Like many anxiety-ridden Americans, the first thing I do in the morning is roll over and check my email. Today (April 30th), I spotted a message from Peloton announcing three new kinds of scenic rides — the result of a specific licensing deal with Warner Music Group to soundtrack cycling journeys through, say, the Italian Alps, to the tune of tracks like Blue Swede’s “Hooked on a Feeling.”
Members can now choose their rides based on distance or length of time, and they can also take guided rides with instructors. Because I’m a glutton for punishment, I decided to hop on my Peloton and try all three, to see if this news was actually something to be excited about or just the usual PR hype.
Prior to these developments, the scenic ride option felt like the awkward step child of the Peloton world. There were only a smattering of journeys based on time alone, driven by generic background music, and the video quality was sub-par. I can confidently say that they’ve gotten much better, although there’s still room for improvement. (“We’ve heard from you that our scenic experience was due for a refresh,” CEO John Foley said in a Friday morning keynote speech accompanying the news. “Some of the content was getting a bit stale, the constant playback speed felt a bit unrealistic and needed to be more dynamic. And, let’s be honest, the music left something to be desired.”)
I started with a focus on distance, and embarked on a five-kilometer trek through Hawaii’s Pūpūkea Forest. There are 49 songs in the playlist that the bike’s computer puts on shuffle so that the experience varies if and when you decide to revisit it. At the pace I was going, five kilometers took about 12 minutes and I was stuck with remixes of Clean Bandit and Dua Lipa tracks, Kylie Minogue’s “Love at First Sight,” and Ol’ Dirty Bastard feat. Kelis’ “Got Your Money.” I didn’t love this selection as a soundtrack to my setting, which was marked by tropical flora swaying on a dreamily overcast island day. I didn’t hate it either, though: It might be nice if each ride had multiple playlist options based on genre, but again, this is definitely a step up from elevator music.

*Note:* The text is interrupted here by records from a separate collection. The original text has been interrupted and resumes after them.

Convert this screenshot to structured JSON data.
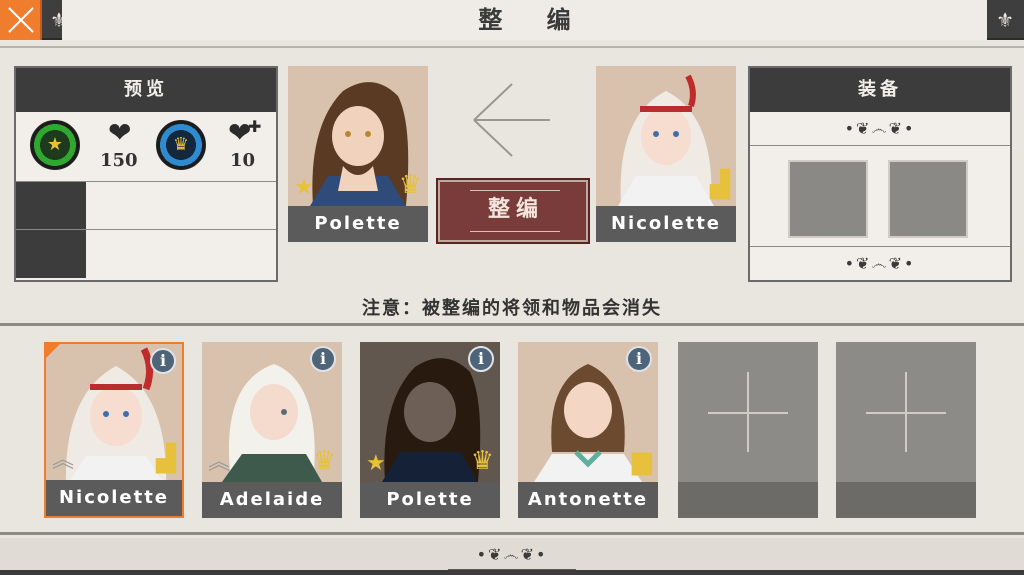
{
  "header": {
    "title": "整 编",
    "close_icon": "close-x-icon",
    "accent": "#f07c2e"
  },
  "preview_panel": {
    "title": "预览",
    "stats": [
      {
        "icon": "rank-star-badge-icon",
        "color": "#2fa82f"
      },
      {
        "icon": "heart-icon",
        "value": "150"
      },
      {
        "icon": "crown-badge-icon",
        "color": "#2f8bd0"
      },
      {
        "icon": "heart-plus-icon",
        "value": "10"
      }
    ]
  },
  "merge": {
    "source_name": "Polette",
    "target_name": "Nicolette",
    "button_label": "整编",
    "arrow_icon": "arrow-left-icon"
  },
  "equipment_panel": {
    "title": "装备"
  },
  "notice": "注意：被整编的将领和物品会消失",
  "roster": [
    {
      "name": "Nicolette",
      "selected": true
    },
    {
      "name": "Adelaide",
      "selected": false
    },
    {
      "name": "Polette",
      "selected": false,
      "dimmed": true
    },
    {
      "name": "Antonette",
      "selected": false
    }
  ],
  "empty_slots": 2,
  "colors": {
    "dark": "#3c3c3c",
    "button": "#7a3b3b",
    "bg": "#e9e5df"
  }
}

The other cool upgrade here: The rider has some control over the speed at which the visuals move forward. If your legs aren’t moving, the video does not continue. If you slow down, it slows down. If you speed up, it speeds up — to a degree. One thing I’ve learned is that these rides are not meant for sprinting. The video speed seems to max out around 75 points of cadence. If you want to feel like you’re zooming downhill at any point, you won’t, and the discrepancy between your legs’ movement and your eyes’ sight might trip you out a bit.
For obvious reasons, the visuals for rides based on a fixed amount of time only move forward at one speed. That’s fine too if you know what you’re in for. Variety is nice. My virtual trip to Italy took place in one of these rides, and it was a fabulous mood-booster. The playlist — filled with easy-listening throwbacks like “Hooked on a Feeling,” Prince’s “When Doves Cry,” and The Paul Butterfield Blues Band’s “Last Hope’s Gone” — seemed more cohesive and self-aware. Personally, if I’m out in virtual nature, I don’t want to hear anything that might come on in a club; that’s what the studio classes for. No matter how easy the studio classes are designed to be, the competitive spirit that innately bubbles up in these typically high-energy offerings is hard to ignore. Psychologically, it just feels like a race, especially if you look at the leaderboard. So the scenic rides can be a great alternative if you’re a resistance-lover like me. It’s a different kind of workout, and this music leans into that.
Lastly, the new scenic options offer guided rides. I love this feature. Rolling along through Savannah, Georgia with instructor Adrian Williams — upsettingly charming, by the way — was refreshing, offering TLC, Outkast, and Otis Redding in one ride. Williams curated his own playlist and told stories about spending his summers in the South for family reunions. (Travel documentary fans, this one might be for you.)
Peloton’s head of music Gwen Bethel Riley tells Rolling Stone that all guided ride instructors choose their own music. When asked about Peloton’s curation process for the non-guided rides, she said they are “constantly refreshed and were curated specifically to tap into mood.” The goal with the new curation, she added, was to create “heightened experiential sonic landscapes” that transport riders across the world.
Since content for scenic rides has to be shot on location, it probably won’t be updated as frequently as Peloton’s studio-class section is. But it’s clear that the company is investing in tech improvements — as well as an abundance of new music deals, as evidenced by Peloton’s recent projects with the likes of Beyoncé and the Beatles. Asked if Peloton is having conversations with other music companies on the scenic rides in particular, a representative said that Warner “is our initial launch partner but we will expand the catalogue over time.”